"At least he was good for something," muttered Arthur. Mavis gave him a reproving look, disregarding the suppressed giggles from her sisters. Artie smirked back, and went on.

Well, it's nearly time for lights out, Mavis, so I'll have to sign off now. Give my love to the kids, and tell Harry to look out for Mum, or I'll sort him out when I get home. I'll try to send a note off to Kathleen in the next few days, if I have the time, but if you're writing, you might let her know I haven't forgotten about her. She's a real little trooper, to take on that kind of work. You take care of yourself, and watch out for Gwennie as well. And tell Mum - well, never mind that. She already knows.

All my love,

Peter.

There was a moment of silence. Mam took off her glasses and cleaned them, keeping her eyes on the task.

Artie folded the letter, and returned it to its envelope. "He never says anything about what he gets up to," he remarked.

"I expect it's not very interesting," said Alice. "I mean, it's a prison, isn't it? There can't be much to do."

Noel leaned across the table. "If it was me, I'd start digging a tunnel."

"You already did, in the coal cellar," Alice snapped.

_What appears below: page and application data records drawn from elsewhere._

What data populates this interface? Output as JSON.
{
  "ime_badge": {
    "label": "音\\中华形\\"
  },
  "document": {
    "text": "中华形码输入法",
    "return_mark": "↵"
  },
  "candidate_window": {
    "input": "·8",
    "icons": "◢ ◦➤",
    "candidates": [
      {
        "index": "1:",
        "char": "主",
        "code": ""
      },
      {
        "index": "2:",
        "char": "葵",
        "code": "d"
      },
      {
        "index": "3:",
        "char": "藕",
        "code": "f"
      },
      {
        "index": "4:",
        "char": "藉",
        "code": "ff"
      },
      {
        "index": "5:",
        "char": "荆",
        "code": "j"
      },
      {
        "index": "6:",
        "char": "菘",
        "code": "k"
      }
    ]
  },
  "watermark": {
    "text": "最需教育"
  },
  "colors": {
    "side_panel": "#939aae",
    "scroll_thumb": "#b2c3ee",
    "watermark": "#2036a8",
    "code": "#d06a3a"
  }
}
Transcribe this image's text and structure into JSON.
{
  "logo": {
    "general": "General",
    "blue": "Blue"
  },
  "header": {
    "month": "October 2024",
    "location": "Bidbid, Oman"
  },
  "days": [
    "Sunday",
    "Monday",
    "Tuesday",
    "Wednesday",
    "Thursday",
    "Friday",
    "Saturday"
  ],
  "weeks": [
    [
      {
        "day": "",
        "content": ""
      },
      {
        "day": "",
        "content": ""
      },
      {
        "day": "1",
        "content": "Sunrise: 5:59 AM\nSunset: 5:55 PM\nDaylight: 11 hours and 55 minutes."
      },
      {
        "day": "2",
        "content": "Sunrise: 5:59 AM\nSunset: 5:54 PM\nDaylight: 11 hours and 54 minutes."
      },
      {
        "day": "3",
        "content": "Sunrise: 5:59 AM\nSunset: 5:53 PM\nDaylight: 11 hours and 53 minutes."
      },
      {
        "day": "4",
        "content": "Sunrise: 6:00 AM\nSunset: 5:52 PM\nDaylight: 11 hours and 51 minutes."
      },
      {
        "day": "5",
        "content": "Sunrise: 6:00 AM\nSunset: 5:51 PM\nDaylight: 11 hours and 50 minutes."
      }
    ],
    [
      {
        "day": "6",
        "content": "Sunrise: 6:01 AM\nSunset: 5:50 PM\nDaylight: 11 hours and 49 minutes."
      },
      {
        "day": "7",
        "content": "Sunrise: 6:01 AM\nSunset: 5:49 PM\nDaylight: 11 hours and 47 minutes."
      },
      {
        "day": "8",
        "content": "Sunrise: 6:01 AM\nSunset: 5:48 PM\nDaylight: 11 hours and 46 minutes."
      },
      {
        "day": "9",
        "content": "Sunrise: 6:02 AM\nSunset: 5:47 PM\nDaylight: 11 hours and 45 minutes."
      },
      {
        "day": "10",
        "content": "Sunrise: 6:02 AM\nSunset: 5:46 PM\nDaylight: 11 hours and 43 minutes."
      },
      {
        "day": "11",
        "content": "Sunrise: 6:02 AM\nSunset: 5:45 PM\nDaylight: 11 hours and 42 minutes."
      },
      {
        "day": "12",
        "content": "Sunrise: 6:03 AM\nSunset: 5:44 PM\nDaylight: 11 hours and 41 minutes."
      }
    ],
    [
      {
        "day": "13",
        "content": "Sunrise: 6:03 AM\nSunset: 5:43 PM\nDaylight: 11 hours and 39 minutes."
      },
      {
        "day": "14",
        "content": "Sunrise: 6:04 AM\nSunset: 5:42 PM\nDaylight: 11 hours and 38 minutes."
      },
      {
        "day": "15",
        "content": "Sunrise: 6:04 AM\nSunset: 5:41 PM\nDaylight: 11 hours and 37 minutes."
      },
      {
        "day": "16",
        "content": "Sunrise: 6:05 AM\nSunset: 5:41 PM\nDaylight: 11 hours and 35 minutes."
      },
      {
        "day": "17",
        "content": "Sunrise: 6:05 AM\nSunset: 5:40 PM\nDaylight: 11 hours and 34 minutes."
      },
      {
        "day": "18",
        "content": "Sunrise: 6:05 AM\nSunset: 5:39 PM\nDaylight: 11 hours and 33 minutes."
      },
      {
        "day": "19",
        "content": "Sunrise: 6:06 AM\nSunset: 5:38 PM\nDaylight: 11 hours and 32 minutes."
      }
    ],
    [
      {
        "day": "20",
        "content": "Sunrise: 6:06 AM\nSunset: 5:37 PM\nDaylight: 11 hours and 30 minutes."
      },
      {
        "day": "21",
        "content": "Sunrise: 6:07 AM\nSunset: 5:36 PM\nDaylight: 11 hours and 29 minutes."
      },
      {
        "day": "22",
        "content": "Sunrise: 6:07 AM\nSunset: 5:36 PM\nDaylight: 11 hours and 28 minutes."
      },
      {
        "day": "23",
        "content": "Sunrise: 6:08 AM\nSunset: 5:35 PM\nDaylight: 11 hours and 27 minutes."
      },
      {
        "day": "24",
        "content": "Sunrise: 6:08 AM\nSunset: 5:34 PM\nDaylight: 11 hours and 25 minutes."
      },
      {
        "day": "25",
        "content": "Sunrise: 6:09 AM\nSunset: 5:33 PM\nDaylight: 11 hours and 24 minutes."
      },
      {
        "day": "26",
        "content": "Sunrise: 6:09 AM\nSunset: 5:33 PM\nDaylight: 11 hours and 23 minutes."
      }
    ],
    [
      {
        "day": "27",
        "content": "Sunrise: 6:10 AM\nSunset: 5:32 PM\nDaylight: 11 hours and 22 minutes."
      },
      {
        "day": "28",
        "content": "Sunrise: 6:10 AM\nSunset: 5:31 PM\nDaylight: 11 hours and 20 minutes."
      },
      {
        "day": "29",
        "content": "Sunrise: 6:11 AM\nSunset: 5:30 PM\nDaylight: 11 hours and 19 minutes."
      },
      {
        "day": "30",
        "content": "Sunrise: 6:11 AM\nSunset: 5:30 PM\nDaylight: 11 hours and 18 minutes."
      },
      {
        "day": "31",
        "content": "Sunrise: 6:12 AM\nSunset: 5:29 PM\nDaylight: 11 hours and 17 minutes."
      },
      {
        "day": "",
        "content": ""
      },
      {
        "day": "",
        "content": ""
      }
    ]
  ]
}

"That wasn't a tunnel. That was a bunker," Noel protested.

"Now, then, you three." Mam had put her glasses back on, and was herself again. "Noel, you were playing with that cat all afternoon, go upstairs and wash your hands. Twins, put your books away, and go and tidy up. Mavis, will you be staying for tea, love?"

"I can't, Mam," said Mavis. "I'm working the late shift."

"I don't like you being on those buses at night," observed Mrs Newkirk. But she let the matter go. After all, there was a war on; someone had to do the job..

Mavis went back along Esk Road towards the high street, and the bus which would take her to the depot. She was thinking about Peter's letter, and about all the previous letters since he'd been a prisoner in Luftstalag 13. When the bus arrived, she hurried upstairs, took a seat at the front, then took the letter out and read through it again.

Artie was right. Peter never said what he was doing with himself. It wasn't as if he was the kind to sit around doing nothing. He had a restless energy, and a need to be occupied with something. Yet in one letter after another, it was the same; plenty of description of place and people, but no hint of any activities.

Of course, it was a prison camp, there might not be much to tell. But Mavis was beginning to wonder. Peter always had some scheme or other going, before the war. If he was staying true to character, then he must have something to keep him busy.

On the other hand, it might be something he couldn't mention in a letter the Germans were going to read. For instance, he might be planning an escape attempt. Mavis's heart beat a little faster at the thought. She missed Peter dreadfully; but if he wasn't free, at least he was safe. If he did get away from the prison camp, but something happened before he reached safety...

That possibility was more than she thought she could bear. She gazed out of the window. It was still light, and the streets were fairly crowded; in London, it was business as usual, in spite of nightly air raids. They took it more or less for granted now; but in some ways, life in Esk Road was more precarious than in Luftstalag 13. If they were anxious about Peter, he must sometimes be frantic with worry about them.

Mavis straightened up, and pressed her lips together. Had she known it, she looked very like her mother just then. The entrepreneurial spirit in the Newkirk family might have come from their father, but they'd inherited something else from Mam: the willpower to face up to whatever came their way.

If there was some scheme going on over there in Stalag 13, Peter would be right in the thick of it, with the mates he talked about in his letters. And Mavis was sure, whatever it was, it would work out.

It might take a long time, but one day Peter would come home to Esk Road; and his family would be waiting for him.